▶ Instructions to follow
In your copy, include no images and return each entry exactly as written.

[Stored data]
● ● ● ● ● ● ●

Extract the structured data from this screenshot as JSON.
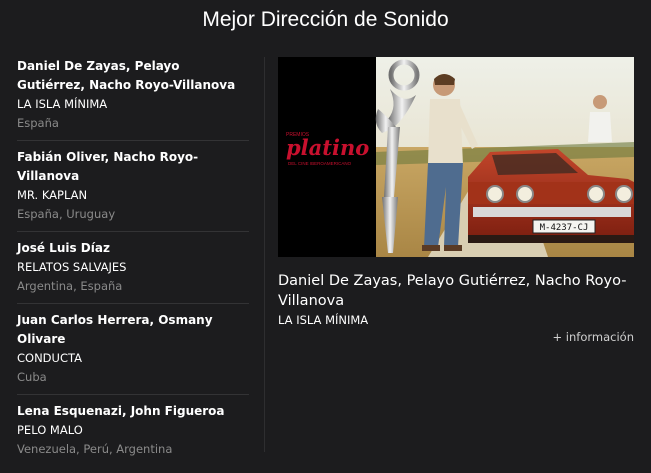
{
  "page": {
    "title": "Mejor Dirección de Sonido"
  },
  "nominees": [
    {
      "names": "Daniel De Zayas, Pelayo Gutiérrez, Nacho Royo-Villanova",
      "film": "LA ISLA MÍNIMA",
      "country": "España"
    },
    {
      "names": "Fabián Oliver, Nacho Royo-Villanova",
      "film": "MR. KAPLAN",
      "country": "España, Uruguay"
    },
    {
      "names": "José Luis Díaz",
      "film": "RELATOS SALVAJES",
      "country": "Argentina, España"
    },
    {
      "names": "Juan Carlos Herrera, Osmany Olivare",
      "film": "CONDUCTA",
      "country": "Cuba"
    },
    {
      "names": "Lena Esquenazi, John Figueroa",
      "film": "PELO MALO",
      "country": "Venezuela, Perú, Argentina"
    }
  ],
  "featured": {
    "names": "Daniel De Zayas, Pelayo Gutiérrez, Nacho Royo-Villanova",
    "film": "LA ISLA MÍNIMA",
    "more_info_label": "+ información",
    "image": {
      "logo_small_text": "PREMIOS",
      "logo_text": "platino",
      "logo_sub_text": "DEL CINE IBEROAMERICANO",
      "license_plate": "M-4237-CJ",
      "trophy_icon": "trophy-icon"
    }
  },
  "colors": {
    "background": "#1c1c1e",
    "muted_text": "#8a8a8a",
    "brand_red": "#c8102e"
  }
}
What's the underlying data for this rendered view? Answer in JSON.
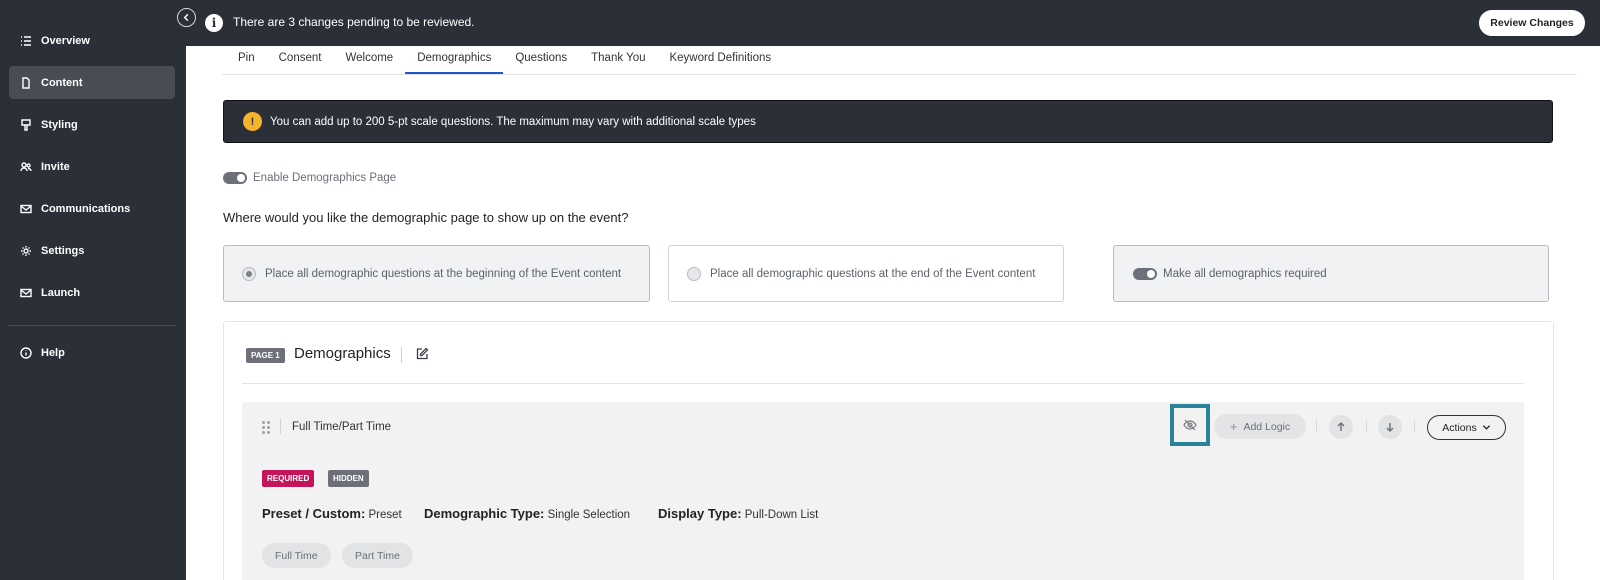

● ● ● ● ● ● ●

▶ Written solution
Extract the structured data from this screenshot as JSON.
{
  "page": {
    "title": "Mejor Dirección de Sonido"
  },
  "nominees": [
    {
      "names": "Daniel De Zayas, Pelayo Gutiérrez, Nacho Royo-Villanova",
      "film": "LA ISLA MÍNIMA",
      "country": "España"
    },
    {
      "names": "Fabián Oliver, Nacho Royo-Villanova",
      "film": "MR. KAPLAN",
      "country": "España, Uruguay"
    },
    {
      "names": "José Luis Díaz",
      "film": "RELATOS SALVAJES",
      "country": "Argentina, España"
    },
    {
      "names": "Juan Carlos Herrera, Osmany Olivare",
      "film": "CONDUCTA",
      "country": "Cuba"
    },
    {
      "names": "Lena Esquenazi, John Figueroa",
      "film": "PELO MALO",
      "country": "Venezuela, Perú, Argentina"
    }
  ],
  "featured": {
    "names": "Daniel De Zayas, Pelayo Gutiérrez, Nacho Royo-Villanova",
    "film": "LA ISLA MÍNIMA",
    "more_info_label": "+ información",
    "image": {
      "logo_small_text": "PREMIOS",
      "logo_text": "platino",
      "logo_sub_text": "DEL CINE IBEROAMERICANO",
      "license_plate": "M-4237-CJ",
      "trophy_icon": "trophy-icon"
    }
  },
  "colors": {
    "background": "#1c1c1e",
    "muted_text": "#8a8a8a",
    "brand_red": "#c8102e"
  }
}
What's the underlying data for this rendered view? Answer in JSON.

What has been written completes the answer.